#### Exercise data

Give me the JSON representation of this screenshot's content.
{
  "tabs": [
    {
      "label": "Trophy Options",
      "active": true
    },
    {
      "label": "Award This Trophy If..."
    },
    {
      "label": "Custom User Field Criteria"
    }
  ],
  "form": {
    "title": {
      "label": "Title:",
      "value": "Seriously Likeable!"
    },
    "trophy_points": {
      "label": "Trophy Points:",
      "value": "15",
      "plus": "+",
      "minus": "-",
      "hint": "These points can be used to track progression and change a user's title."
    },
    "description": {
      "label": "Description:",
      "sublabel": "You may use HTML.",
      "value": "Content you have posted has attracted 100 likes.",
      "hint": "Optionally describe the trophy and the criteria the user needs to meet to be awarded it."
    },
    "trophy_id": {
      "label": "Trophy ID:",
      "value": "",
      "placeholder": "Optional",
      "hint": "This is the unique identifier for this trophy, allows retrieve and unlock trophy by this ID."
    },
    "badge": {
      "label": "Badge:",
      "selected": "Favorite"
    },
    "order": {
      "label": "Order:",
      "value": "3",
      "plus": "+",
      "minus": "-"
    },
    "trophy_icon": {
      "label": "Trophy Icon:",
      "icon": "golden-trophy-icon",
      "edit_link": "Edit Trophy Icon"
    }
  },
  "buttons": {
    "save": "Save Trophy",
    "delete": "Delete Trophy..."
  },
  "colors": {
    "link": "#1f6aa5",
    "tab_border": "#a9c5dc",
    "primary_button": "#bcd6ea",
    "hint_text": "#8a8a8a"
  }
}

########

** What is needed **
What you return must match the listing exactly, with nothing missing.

** Answer to this problem **
Give me the JSON representation of this screenshot's content.
{
  "tabs": [
    {
      "label": "Trophy Options",
      "active": true
    },
    {
      "label": "Award This Trophy If..."
    },
    {
      "label": "Custom User Field Criteria"
    }
  ],
  "form": {
    "title": {
      "label": "Title:",
      "value": "Seriously Likeable!"
    },
    "trophy_points": {
      "label": "Trophy Points:",
      "value": "15",
      "plus": "+",
      "minus": "-",
      "hint": "These points can be used to track progression and change a user's title."
    },
    "description": {
      "label": "Description:",
      "sublabel": "You may use HTML.",
      "value": "Content you have posted has attracted 100 likes.",
      "hint": "Optionally describe the trophy and the criteria the user needs to meet to be awarded it."
    },
    "trophy_id": {
      "label": "Trophy ID:",
      "value": "",
      "placeholder": "Optional",
      "hint": "This is the unique identifier for this trophy, allows retrieve and unlock trophy by this ID."
    },
    "badge": {
      "label": "Badge:",
      "selected": "Favorite"
    },
    "order": {
      "label": "Order:",
      "value": "3",
      "plus": "+",
      "minus": "-"
    },
    "trophy_icon": {
      "label": "Trophy Icon:",
      "icon": "golden-trophy-icon",
      "edit_link": "Edit Trophy Icon"
    }
  },
  "buttons": {
    "save": "Save Trophy",
    "delete": "Delete Trophy..."
  },
  "colors": {
    "link": "#1f6aa5",
    "tab_border": "#a9c5dc",
    "primary_button": "#bcd6ea",
    "hint_text": "#8a8a8a"
  }
}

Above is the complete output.